  • Before you use any accounting method, however, it’s important to answer what the difference is between cash and accrual accounting.
  • Depending on what type of business you are, how much money you make, and the types of sales you make, you may not have a choice.
  • In this section, we will discuss performing internal audits, consulting with a CPA or Controller, and meeting reporting requirements.
  • Accruals and deferrals are the basis of the accrual method of accounting, the preferred method by generally accepted accounting principles (GAAP).
  • Moreover, a company’s expenses are not recognized until an actual cash payment is made (i.e., a real cash outflow).
  • This would involve debiting the “expenses” account on the income statement and crediting the “accounts payable” account.

As show above, there are no accounts payable nor accounts receivable and net income is $5,000 higher on the cash basis than the accrual basis. In accrual accounting, you record income and expenses as you earn or incur them. This means you add income to your accounting journal when you complete a service or deliver goods and expenses when you receive an invoice for the goods and services. Keeping track of payroll entries, credits, and debits for every employee in your organization as well as the many other expenses you face leaves room for error.

accrual to cash

How to choose the right method for your business

These entries help capture transactions that were not previously recorded under the cash basis system. The process involves analyzing transactions, such as accounts receivable and accounts payable, and creating journal accrual to cash entries to reflect them accurately. Converting from cash basis to accrual basis accounting can be a critical step for businesses looking to grow or gain a clearer understanding of their financial performance.

Transitioning Business Practices

Cash accounting does not acknowledge or track accounts receivable or accounts payable. For that reason, the method is best for small businesses that do not stock inventory. The use of accrual accounts greatly improves the quality of information on financial statements. Unfortunately, cash transactions don’t give information about other important business activities, such as revenue based on credit extended to customers or a company’s future liabilities.

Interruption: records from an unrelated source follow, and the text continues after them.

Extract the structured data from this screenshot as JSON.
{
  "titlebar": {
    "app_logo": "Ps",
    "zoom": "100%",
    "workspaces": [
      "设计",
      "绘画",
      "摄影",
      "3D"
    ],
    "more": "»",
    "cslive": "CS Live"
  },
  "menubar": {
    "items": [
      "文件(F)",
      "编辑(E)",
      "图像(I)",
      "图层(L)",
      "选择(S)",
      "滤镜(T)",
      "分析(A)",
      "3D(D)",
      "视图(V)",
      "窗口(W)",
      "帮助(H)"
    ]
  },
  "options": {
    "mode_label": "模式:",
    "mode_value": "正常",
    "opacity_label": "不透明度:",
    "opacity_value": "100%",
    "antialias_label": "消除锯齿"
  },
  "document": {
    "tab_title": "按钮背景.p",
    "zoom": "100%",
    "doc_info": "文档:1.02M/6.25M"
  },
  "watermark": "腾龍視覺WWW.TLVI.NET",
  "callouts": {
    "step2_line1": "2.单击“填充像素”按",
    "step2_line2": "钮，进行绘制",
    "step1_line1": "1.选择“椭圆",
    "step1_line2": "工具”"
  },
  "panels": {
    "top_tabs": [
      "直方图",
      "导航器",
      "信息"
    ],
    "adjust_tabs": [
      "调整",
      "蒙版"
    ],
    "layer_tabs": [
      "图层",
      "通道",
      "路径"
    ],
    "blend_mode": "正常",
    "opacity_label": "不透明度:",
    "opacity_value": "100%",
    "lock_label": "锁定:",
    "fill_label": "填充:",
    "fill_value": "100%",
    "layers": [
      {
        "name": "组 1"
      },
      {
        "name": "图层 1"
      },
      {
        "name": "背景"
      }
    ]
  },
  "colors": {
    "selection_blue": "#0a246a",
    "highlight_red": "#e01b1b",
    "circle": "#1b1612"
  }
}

By recording accruals, a company can measure what it owes in the short-term and also what cash revenue it expects to receive. It also allows a company to record assets that do not have a cash value, such as goodwill.

If we just reverse the current year receivables and payables then the beginning retained earnings will be off by $5,000. Cash accounting, while may seem easy, gives room to inconsistencies since it makes it hard to measure profitability, as already discussed. Suppose a tractor manufacturer has a 5-year contract to provide equipment to a farm. The contract states that one tractor will be delivered every quarter (3 months). Our popular accounting course is designed for those with no accounting background or those seeking a refresher.